In 1968 he made “Rosemary’s Baby,” a box-office hit that helped him to establish a reputation as a major commercial filmmaker in Hollywood, and earned him a second Academy Award nomination. Another of Polanski’s commercial successes was “Chinatown,” featuring Jack Nicholson and Faye Dunaway. The film was nominated for 11 Academy Awards. In 2001 Polanski filmed “The Pianist,” a beautifully portrayed story of musician Władysław Szpilman (played by Adrien Brody) who struggled to survive the Nazi occupation in Warsaw. It was Polanski’s most awarded film, winning him a Best Director Oscar. The world premiere of “The Pianist” took place in Warsaw in 2002.

The recently released “Ghost Rider,” a thriller focusing on a ghost writer working on the memoirs of a character based loosely on former British Prime Minister Tony Blair, once again proved Polanski’s great talent. The film won four César awards in France. The cast included such famous movie stars as Ewan McGregor and Pierce Brosnan. Polanski lives in Paris and is currently working on his new film, “The Carnage,” starring Kate Winslet, Jody Foster and Christoph Waltz.



Agnieszka Holland

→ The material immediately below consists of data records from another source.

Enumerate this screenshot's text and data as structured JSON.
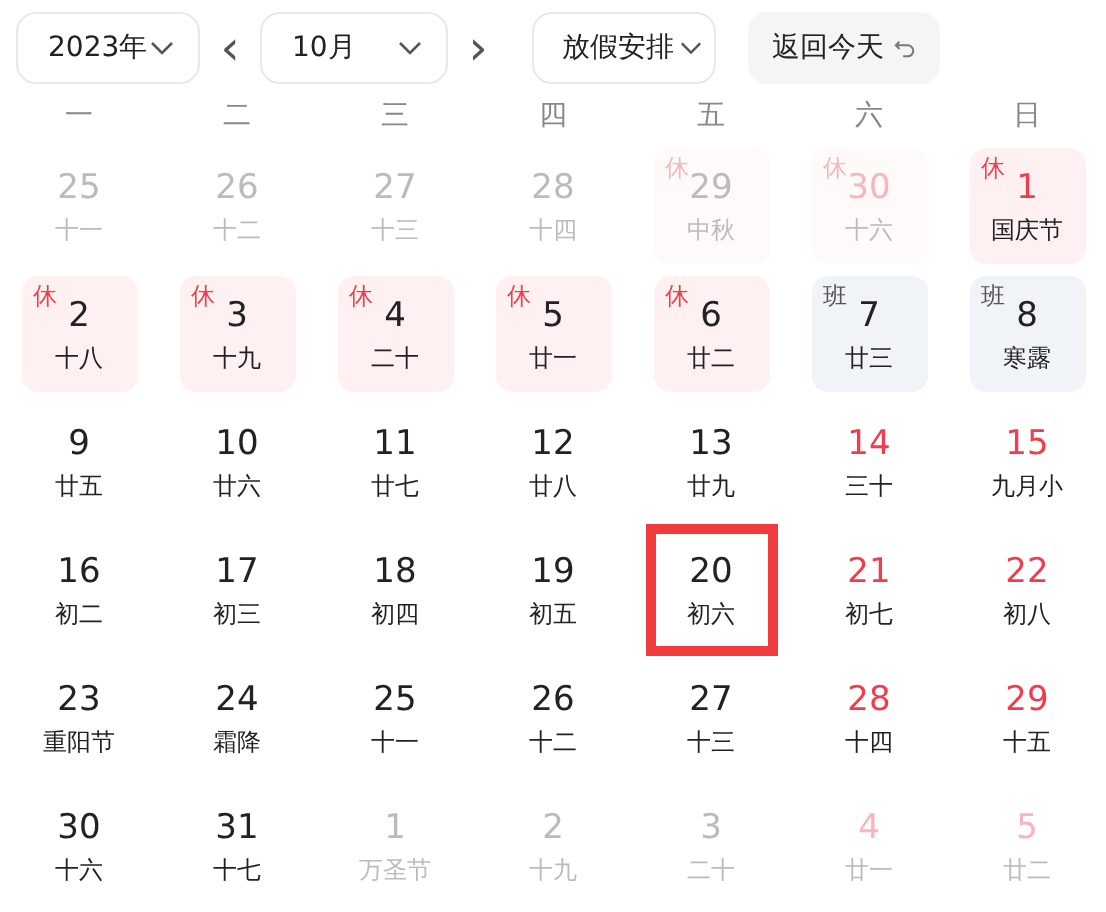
{
  "toolbar": {
    "year": "2023年",
    "prev": "‹",
    "month": "10月",
    "next": "›",
    "holiday": "放假安排",
    "today": "返回今天"
  },
  "weekdays": [
    "一",
    "二",
    "三",
    "四",
    "五",
    "六",
    "日"
  ],
  "weeks": [
    [
      {
        "day": "25",
        "lunar": "十一",
        "other_month": true,
        "weekend": false
      },
      {
        "day": "26",
        "lunar": "十二",
        "other_month": true,
        "weekend": false
      },
      {
        "day": "27",
        "lunar": "十三",
        "other_month": true,
        "weekend": false
      },
      {
        "day": "28",
        "lunar": "十四",
        "other_month": true,
        "weekend": false
      },
      {
        "day": "29",
        "lunar": "中秋",
        "other_month": true,
        "weekend": false,
        "badge": "休",
        "kind": "rest"
      },
      {
        "day": "30",
        "lunar": "十六",
        "other_month": true,
        "weekend": true,
        "badge": "休",
        "kind": "rest"
      },
      {
        "day": "1",
        "lunar": "国庆节",
        "other_month": false,
        "weekend": true,
        "badge": "休",
        "kind": "rest"
      }
    ],
    [
      {
        "day": "2",
        "lunar": "十八",
        "other_month": false,
        "weekend": false,
        "badge": "休",
        "kind": "rest"
      },
      {
        "day": "3",
        "lunar": "十九",
        "other_month": false,
        "weekend": false,
        "badge": "休",
        "kind": "rest"
      },
      {
        "day": "4",
        "lunar": "二十",
        "other_month": false,
        "weekend": false,
        "badge": "休",
        "kind": "rest"
      },
      {
        "day": "5",
        "lunar": "廿一",
        "other_month": false,
        "weekend": false,
        "badge": "休",
        "kind": "rest"
      },
      {
        "day": "6",
        "lunar": "廿二",
        "other_month": false,
        "weekend": false,
        "badge": "休",
        "kind": "rest"
      },
      {
        "day": "7",
        "lunar": "廿三",
        "other_month": false,
        "weekend": false,
        "badge": "班",
        "kind": "work"
      },
      {
        "day": "8",
        "lunar": "寒露",
        "other_month": false,
        "weekend": false,
        "badge": "班",
        "kind": "work"
      }
    ],
    [
      {
        "day": "9",
        "lunar": "廿五",
        "other_month": false,
        "weekend": false
      },
      {
        "day": "10",
        "lunar": "廿六",
        "other_month": false,
        "weekend": false
      },
      {
        "day": "11",
        "lunar": "廿七",
        "other_month": false,
        "weekend": false
      },
      {
        "day": "12",
        "lunar": "廿八",
        "other_month": false,
        "weekend": false
      },
      {
        "day": "13",
        "lunar": "廿九",
        "other_month": false,
        "weekend": false
      },
      {
        "day": "14",
        "lunar": "三十",
        "other_month": false,
        "weekend": true
      },
      {
        "day": "15",
        "lunar": "九月小",
        "other_month": false,
        "weekend": true
      }
    ],
    [
      {
        "day": "16",
        "lunar": "初二",
        "other_month": false,
        "weekend": false
      },
      {
        "day": "17",
        "lunar": "初三",
        "other_month": false,
        "weekend": false
      },
      {
        "day": "18",
        "lunar": "初四",
        "other_month": false,
        "weekend": false
      },
      {
        "day": "19",
        "lunar": "初五",
        "other_month": false,
        "weekend": false
      },
      {
        "day": "20",
        "lunar": "初六",
        "other_month": false,
        "weekend": false,
        "selected": true
      },
      {
        "day": "21",
        "lunar": "初七",
        "other_month": false,
        "weekend": true
      },
      {
        "day": "22",
        "lunar": "初八",
        "other_month": false,
        "weekend": true
      }
    ],
    [
      {
        "day": "23",
        "lunar": "重阳节",
        "other_month": false,
        "weekend": false
      },
      {
        "day": "24",
        "lunar": "霜降",
        "other_month": false,
        "weekend": false
      },
      {
        "day": "25",
        "lunar": "十一",
        "other_month": false,
        "weekend": false
      },
      {
        "day": "26",
        "lunar": "十二",
        "other_month": false,
        "weekend": false
      },
      {
        "day": "27",
        "lunar": "十三",
        "other_month": false,
        "weekend": false
      },
      {
        "day": "28",
        "lunar": "十四",
        "other_month": false,
        "weekend": true
      },
      {
        "day": "29",
        "lunar": "十五",
        "other_month": false,
        "weekend": true
      }
    ],
    [
      {
        "day": "30",
        "lunar": "十六",
        "other_month": false,
        "weekend": false
      },
      {
        "day": "31",
        "lunar": "十七",
        "other_month": false,
        "weekend": false
      },
      {
        "day": "1",
        "lunar": "万圣节",
        "other_month": true,
        "weekend": false
      },
      {
        "day": "2",
        "lunar": "十九",
        "other_month": true,
        "weekend": false
      },
      {
        "day": "3",
        "lunar": "二十",
        "other_month": true,
        "weekend": false
      },
      {
        "day": "4",
        "lunar": "廿一",
        "other_month": true,
        "weekend": true
      },
      {
        "day": "5",
        "lunar": "廿二",
        "other_month": true,
        "weekend": true
      }
    ]
  ]
}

One of Poland’s most prominent screenwriters and directors, she has managed to develop a successful international career and has worked with Hollywood’s top actors. At the beginning of her career she worked as an assistant to more experienced directors like Krzysztof Zanussi and Andrzej Wajda. Her debut film, “Provincial Actors,” won the International Critics Prize at the Cannes Film Festival in 1980. Shortly before the imposition of martial law in Poland, Holland emigrated to France. Her best known film is “Europa, Europa,” based on the biography of Solomon Perel, a Jewish boy who convinced a German officer that he was German, and became a member of the Hitler Youth. The film, a German production released in the USA, garnered Holland an Academy Award nomination for Best Adapted Screenplay, and a Golden Globe for Best Foreign Film.

“Europa, Europa” was followed by “Olivier, Olivier,” a story of a child who disappeared and then returned to his family as a completely different person. Another international success for Holland was “The Secret Garden,” based on the beloved Francis Hodgson Burnett novel – a classic family film. One year later she directed “Total Eclipse,” with Leonardo Dicaprio playing the poet Arthur Rimbaud. The film detailed a taboo-shattering love affair between 19th century French poets – Rimbaud and Paul Verlaine. “Washington Square,” an adaptation of a Henry James novel, was another internationally acclaimed film by Holland, and won her a growing audience in the United States. In 2007, in cooperation with her sister Magdalena Łazarkiewicz and daughter Katarzyna Adamik, she directed “Ekipa”, a Polish drama series. Holland was born in Poland in 1948. She is currently based in the USA.